Overall, the grounded theory seminar has been a great experience. I have learned a lot, and feel much more confident that I will not make as much silly mistakes in my research as I would have done if I had not had this experience. I will most likely return in a year or two to get more assistance. I would wholeheartedly recommend the GT seminar to everyone considering or undertaking classic grounded theory research. Apart from the subject matter, it was incredibly valuable to discuss my work and woes with others doing similar research, and to simply network with like-minded researchers. We now have a Grounded Theory WhatsApp group, and it is going to be good to stay in touch!
If you are interested in a grounded theory seminar, or in grounded theory as a research method, please have a look here. I have no affiliation with Grounded Theory Online, but they are very helpful!
I realise it has been a while since the last post, and a lot of things have happened in the day job, but also the EdD journey I am on. Specifically, since starting the EdD at Anglia Ruskin University in September 2016, I have successfully passed 3 out of 4 written papers, with the 4th one due in June this year. The first two papers have resulted in journal publications (paper 1 here, paper 2 is currently in press at IJEM), a conference abstract based on paper 2 has been accepted (find it here) and I have been allocated a place at the 2-day Grounded Theory Seminar in Petersfield in May.
The next steps are to finish paper 4, which is the formal research proposal, followed by submitting my application for research ethics approval. After this, the real fun starts (positive thinking here…) in the form of data collection through interviews with course leaders. Additionally, I want to investigate whether paper 3 can be turned into a published paper on application of Glaserian Grounded Theory to investigate HE course leader experiences.
I look forward to the rest of the journey. So far the EdD has been a great experience, with brilliant support from staff from the Faculty of Health, Social Care and Education (you know who you are!) and very helpful discussions with the other people in my EdD cohort.
Yesterday I had my first ever academic book review published (find it in Veterinary Evidencehere). I reviewed one of my favourite evidence-based practice books*, which I use a lot for my teaching practice, but also my research practice.
It made me think about the value of a book review. Writing it forced me to think about who I wrote it for, and how I would get my message (this book is awesome!) across in a fair and balanced manner. Ideally, this book review will be a helpful guide for those looking for help in writing systematic reviews, which can be both postgraduate students (MSc and doctoral level) and early career researchers.
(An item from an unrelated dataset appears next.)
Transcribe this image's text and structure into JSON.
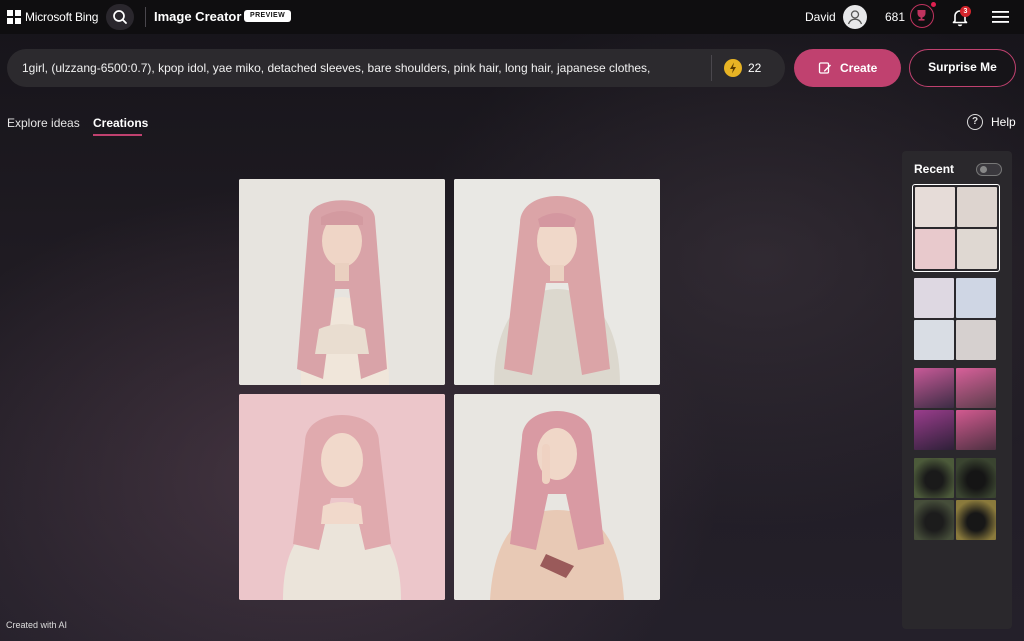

It was not easy to find a writing style which would be accessible to both.
However, I think I did a fair job, and although it is no a peer-reviewed output, I see the fact it has made it past editorial staff and editor review as an indicator of it’s quality. I hope it is of use to researchers. Feedback always welcome, and if you like the book, do let me know!
*To avoid any doubt, I have no financial or other gain from writing this review, nor am I in any way linked to it’s authors. I just really like the book.